A gentleman at Bristol who traded largely to the plantations offered him his assistance in the affair, and matters being quickly adjusted between them, Tim, to show himself grateful, and a man of honour, was married privately to Jenny, whom he resolved should be the companion of his future fortunes, as she had hitherto been the constant solace of all his sorrows. But before they set out, he thought it proper to make a journey to London, as well as to provide some necessary articles in the profession he intended to follow, as to make an end of a little affair which we have before related, and which lay very hard upon his conscience. To town then came Jenny and he, and took a lodging near Tower Street, where in about a fortnight's time, Mr. Benson had put everything in order for his voyage. The day before he sat out on his return for Bristol, he wrote the following letter to the old gentleman he had robbed, and who as he informed himself, was still living at the same place.
Under the pressure of severe necessity my misfortunes tempted me to commit so great a piece of villainy as the robbing you in Red Lion Fields. You may remember, sir, that I took from you a green purse, in which was seventy guineas, and two diamond rings, the one of a large, the other of a less value. The first comes to you enclosed in this, the latter, the same necessity which urged me so far as to take them, obliged me some months after to dispose of, which I did for fourteen pounds. As a satisfaction for the injury I did you, be so good, sir, as to accept of the enclosed note of one hundred pounds, which I hope will amount to the whole value of those things I took from you, and may I flatter myself, procure your pardon, the only thing wanting to making him easy, who is,
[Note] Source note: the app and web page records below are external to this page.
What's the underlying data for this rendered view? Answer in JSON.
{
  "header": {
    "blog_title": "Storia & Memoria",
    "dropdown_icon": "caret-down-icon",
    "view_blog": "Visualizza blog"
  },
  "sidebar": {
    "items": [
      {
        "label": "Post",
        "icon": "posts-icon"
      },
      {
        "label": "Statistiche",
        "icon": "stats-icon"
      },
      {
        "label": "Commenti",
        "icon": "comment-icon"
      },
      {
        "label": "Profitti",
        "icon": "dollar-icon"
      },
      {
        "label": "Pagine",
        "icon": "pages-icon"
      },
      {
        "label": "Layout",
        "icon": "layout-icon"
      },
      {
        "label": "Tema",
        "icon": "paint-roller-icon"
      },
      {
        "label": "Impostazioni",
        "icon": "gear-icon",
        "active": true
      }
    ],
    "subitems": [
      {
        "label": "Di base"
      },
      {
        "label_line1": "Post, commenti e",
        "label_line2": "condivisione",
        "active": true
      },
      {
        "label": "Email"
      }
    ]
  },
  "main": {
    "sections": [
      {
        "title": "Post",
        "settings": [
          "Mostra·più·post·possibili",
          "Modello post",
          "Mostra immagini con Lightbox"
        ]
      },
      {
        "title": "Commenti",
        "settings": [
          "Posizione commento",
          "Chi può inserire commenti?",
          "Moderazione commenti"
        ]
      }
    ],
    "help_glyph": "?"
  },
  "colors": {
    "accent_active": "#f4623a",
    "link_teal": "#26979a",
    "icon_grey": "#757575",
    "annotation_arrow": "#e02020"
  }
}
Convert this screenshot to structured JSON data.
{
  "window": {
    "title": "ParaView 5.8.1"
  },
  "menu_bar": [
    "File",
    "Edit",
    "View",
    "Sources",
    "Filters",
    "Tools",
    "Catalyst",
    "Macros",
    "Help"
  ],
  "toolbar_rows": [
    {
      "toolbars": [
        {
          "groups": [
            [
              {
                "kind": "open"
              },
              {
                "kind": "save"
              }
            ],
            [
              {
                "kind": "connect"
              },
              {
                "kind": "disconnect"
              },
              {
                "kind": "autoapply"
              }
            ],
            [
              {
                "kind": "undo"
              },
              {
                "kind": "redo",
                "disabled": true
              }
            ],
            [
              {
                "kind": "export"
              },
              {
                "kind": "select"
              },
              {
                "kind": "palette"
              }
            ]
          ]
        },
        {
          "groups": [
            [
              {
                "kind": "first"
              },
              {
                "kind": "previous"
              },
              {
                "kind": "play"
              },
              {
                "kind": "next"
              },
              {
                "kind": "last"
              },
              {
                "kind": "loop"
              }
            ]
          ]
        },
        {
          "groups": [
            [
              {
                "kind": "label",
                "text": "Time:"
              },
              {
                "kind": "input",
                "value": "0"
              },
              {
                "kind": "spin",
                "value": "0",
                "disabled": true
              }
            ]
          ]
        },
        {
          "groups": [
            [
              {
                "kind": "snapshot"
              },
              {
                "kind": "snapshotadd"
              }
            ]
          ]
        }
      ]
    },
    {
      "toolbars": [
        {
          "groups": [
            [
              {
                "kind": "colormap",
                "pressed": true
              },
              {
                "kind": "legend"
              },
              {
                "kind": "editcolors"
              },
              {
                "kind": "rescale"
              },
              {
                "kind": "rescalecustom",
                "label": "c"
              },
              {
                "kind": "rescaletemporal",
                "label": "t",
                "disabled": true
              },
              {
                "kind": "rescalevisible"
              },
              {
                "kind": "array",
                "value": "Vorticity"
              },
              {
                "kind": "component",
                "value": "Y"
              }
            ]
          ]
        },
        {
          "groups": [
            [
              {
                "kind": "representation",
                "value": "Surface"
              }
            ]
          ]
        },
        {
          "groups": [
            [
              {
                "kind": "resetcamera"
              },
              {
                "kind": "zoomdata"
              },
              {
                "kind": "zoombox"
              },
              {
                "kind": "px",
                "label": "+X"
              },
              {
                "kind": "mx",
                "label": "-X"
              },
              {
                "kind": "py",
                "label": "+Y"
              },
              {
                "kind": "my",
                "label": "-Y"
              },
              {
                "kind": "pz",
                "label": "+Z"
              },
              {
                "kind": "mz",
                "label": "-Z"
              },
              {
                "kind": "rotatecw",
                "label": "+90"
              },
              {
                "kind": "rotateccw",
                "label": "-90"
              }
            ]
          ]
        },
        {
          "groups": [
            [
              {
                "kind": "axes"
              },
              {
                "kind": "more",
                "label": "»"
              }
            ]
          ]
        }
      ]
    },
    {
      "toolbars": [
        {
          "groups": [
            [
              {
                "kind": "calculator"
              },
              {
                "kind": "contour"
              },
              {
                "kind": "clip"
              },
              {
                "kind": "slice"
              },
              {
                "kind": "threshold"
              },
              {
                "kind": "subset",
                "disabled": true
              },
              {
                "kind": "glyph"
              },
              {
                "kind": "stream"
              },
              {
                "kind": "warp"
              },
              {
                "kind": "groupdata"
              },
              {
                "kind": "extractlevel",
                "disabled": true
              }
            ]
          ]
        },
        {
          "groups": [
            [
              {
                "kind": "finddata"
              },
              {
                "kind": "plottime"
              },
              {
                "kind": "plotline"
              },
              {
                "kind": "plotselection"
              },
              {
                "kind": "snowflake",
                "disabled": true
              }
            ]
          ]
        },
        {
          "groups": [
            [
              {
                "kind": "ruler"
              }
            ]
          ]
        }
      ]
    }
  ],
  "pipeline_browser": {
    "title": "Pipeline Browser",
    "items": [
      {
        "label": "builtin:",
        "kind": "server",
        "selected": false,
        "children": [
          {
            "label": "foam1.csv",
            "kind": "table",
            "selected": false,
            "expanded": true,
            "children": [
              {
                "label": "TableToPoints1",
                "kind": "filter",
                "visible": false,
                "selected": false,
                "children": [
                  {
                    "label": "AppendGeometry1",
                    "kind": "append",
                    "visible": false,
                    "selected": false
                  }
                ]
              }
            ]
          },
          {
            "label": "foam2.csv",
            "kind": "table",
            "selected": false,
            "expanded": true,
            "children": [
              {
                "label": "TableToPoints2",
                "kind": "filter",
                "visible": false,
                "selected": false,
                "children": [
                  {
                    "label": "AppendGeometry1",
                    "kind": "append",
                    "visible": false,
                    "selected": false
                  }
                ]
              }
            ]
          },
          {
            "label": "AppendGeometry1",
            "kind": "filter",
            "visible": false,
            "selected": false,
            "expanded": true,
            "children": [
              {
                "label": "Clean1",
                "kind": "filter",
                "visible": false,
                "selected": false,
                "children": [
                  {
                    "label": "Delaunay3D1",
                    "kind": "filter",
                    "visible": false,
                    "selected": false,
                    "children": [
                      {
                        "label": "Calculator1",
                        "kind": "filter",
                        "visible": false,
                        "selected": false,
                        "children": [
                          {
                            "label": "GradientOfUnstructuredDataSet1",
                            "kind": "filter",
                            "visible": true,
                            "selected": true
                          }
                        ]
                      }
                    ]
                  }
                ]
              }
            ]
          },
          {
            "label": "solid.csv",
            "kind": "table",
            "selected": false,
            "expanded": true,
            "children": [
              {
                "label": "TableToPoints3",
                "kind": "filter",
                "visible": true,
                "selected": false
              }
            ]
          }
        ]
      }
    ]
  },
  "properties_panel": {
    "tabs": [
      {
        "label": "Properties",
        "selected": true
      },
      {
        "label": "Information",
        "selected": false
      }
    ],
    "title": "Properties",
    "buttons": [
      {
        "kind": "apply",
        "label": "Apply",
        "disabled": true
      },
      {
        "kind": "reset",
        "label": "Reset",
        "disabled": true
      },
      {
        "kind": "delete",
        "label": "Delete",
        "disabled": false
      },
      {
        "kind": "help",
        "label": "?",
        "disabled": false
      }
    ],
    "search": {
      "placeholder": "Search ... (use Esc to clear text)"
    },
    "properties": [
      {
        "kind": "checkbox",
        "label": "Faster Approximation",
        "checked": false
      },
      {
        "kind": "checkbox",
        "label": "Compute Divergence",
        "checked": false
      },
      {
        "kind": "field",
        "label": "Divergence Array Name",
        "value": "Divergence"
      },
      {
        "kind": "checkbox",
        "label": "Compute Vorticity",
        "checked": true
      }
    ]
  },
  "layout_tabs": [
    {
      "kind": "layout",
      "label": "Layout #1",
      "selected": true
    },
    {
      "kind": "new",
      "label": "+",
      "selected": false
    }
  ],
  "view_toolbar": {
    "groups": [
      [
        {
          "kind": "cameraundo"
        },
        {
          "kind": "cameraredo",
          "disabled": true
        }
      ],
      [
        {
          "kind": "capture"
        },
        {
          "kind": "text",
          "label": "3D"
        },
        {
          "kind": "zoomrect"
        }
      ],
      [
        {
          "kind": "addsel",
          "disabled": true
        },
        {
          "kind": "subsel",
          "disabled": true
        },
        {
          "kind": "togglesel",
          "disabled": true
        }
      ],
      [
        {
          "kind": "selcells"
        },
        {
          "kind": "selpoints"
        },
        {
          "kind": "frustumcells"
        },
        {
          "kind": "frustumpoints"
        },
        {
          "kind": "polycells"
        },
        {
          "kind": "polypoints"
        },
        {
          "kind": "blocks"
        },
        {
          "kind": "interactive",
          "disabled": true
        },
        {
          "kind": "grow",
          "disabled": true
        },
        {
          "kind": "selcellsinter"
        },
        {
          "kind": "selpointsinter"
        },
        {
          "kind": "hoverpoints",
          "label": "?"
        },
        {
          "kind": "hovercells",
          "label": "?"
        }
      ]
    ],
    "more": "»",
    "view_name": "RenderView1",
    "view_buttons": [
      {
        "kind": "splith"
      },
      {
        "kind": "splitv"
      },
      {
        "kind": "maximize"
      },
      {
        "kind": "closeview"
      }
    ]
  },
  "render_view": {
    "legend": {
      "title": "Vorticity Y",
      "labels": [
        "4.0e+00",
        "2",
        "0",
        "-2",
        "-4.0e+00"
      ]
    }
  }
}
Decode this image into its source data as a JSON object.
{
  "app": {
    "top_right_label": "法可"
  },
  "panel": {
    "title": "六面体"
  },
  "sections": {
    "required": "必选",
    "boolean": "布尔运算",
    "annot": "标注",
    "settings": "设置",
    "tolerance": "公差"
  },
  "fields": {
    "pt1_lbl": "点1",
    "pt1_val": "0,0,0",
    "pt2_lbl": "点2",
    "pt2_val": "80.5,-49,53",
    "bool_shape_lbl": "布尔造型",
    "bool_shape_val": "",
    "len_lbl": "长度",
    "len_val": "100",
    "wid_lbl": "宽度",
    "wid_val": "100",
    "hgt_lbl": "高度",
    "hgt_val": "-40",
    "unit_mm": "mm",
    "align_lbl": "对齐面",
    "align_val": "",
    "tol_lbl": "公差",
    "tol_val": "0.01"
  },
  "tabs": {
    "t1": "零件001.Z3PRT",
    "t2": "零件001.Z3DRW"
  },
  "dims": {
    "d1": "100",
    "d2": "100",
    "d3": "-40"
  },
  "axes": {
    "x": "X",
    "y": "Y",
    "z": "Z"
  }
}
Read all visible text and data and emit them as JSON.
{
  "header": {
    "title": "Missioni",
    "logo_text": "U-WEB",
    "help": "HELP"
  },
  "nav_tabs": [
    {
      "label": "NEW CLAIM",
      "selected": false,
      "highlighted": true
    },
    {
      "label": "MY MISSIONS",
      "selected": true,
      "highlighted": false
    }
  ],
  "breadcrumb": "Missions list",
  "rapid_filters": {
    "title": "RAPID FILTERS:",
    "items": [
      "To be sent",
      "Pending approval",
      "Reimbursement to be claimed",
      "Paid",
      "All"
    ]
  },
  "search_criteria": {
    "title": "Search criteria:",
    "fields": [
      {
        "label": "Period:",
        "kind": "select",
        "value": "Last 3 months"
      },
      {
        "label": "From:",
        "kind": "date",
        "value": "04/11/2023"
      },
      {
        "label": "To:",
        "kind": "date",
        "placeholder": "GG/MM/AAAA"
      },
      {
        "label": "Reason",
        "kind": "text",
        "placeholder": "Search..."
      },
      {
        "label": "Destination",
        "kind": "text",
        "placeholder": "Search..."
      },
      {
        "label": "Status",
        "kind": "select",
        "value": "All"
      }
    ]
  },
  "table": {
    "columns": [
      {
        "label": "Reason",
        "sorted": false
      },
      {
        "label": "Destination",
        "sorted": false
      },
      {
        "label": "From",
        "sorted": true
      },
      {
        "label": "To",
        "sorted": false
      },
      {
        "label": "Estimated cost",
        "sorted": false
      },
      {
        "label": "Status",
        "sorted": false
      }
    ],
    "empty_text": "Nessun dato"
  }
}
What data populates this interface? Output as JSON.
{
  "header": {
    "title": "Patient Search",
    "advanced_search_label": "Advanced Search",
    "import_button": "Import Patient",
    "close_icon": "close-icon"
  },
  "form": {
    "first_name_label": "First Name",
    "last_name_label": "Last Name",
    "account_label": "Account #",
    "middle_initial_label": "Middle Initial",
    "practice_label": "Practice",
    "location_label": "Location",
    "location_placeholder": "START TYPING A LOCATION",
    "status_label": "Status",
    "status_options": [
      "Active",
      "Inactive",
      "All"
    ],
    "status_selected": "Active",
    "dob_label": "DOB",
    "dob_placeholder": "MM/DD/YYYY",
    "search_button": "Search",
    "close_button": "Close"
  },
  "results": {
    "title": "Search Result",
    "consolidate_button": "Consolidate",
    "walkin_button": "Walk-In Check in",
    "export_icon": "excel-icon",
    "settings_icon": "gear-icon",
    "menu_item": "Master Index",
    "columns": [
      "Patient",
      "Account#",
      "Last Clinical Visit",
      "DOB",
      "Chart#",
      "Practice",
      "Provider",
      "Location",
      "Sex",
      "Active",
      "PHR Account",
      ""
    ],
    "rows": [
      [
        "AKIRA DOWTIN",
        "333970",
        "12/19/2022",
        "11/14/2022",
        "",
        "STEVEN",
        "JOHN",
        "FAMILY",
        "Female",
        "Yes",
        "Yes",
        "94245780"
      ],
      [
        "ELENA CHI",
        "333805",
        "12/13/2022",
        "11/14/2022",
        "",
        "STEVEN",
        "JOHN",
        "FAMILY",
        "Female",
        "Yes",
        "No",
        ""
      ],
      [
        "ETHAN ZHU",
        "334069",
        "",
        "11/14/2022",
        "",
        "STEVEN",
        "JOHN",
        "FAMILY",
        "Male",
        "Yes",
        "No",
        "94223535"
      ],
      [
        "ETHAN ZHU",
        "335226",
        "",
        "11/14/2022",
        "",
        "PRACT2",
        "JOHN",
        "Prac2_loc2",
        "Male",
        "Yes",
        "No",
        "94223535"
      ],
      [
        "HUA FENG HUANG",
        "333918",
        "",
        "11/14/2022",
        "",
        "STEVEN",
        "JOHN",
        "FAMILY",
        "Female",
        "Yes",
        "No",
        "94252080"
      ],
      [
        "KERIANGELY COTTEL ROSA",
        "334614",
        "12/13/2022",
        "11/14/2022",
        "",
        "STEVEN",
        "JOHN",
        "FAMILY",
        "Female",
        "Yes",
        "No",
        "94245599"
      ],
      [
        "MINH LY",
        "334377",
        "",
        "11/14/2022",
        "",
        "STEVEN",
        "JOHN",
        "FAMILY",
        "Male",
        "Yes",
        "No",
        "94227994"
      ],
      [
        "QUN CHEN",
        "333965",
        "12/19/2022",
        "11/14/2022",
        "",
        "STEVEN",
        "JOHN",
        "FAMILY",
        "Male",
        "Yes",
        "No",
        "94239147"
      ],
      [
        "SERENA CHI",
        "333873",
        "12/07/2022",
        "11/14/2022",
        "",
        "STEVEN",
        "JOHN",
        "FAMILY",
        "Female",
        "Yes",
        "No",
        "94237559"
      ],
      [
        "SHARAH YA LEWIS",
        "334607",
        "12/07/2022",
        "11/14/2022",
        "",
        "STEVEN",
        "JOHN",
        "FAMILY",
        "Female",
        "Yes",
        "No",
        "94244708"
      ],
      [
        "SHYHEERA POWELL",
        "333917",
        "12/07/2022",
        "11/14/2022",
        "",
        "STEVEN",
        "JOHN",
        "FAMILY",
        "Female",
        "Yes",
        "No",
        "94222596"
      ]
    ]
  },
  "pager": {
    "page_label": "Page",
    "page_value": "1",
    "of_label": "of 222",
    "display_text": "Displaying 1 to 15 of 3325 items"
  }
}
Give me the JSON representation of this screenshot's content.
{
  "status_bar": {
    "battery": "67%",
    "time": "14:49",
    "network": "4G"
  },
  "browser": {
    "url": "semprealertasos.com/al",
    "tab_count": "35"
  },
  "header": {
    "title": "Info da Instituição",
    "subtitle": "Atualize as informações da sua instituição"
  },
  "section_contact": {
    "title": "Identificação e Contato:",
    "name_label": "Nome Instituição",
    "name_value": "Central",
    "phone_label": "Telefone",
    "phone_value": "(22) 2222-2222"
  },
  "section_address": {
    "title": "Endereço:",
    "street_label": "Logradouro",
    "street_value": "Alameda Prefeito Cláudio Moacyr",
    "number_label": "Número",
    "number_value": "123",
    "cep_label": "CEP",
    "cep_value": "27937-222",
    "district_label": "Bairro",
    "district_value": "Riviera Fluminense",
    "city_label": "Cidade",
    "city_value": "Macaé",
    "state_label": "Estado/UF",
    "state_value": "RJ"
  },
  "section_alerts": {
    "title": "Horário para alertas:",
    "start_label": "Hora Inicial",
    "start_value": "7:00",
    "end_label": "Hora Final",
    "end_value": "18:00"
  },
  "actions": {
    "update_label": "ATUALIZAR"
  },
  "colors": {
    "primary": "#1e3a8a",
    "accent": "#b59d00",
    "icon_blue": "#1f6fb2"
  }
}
Sir, Your most obedient Humble Servant.
This he took care to convey by a ticket-porter of whose fidelity he was well assured, and having despatched this affair, he let slip nothing to make his intended voyage successful. His skill in his profession was such that he soon had as much business in the plantation where he settled, as he knew what to do with, and in seven or eight years' practice, acquired such an estate as was sufficient to furnish him with all the necessaries of life, upon which he lived when he gave this account to the gentleman who communicated it to me. And as it is an instance of a return of virtue not often to be met with, I thought it might be as useful as any other relation which hitherto had a place in this confession.
Source: Hayward, Lives of the Most Remarkable Criminals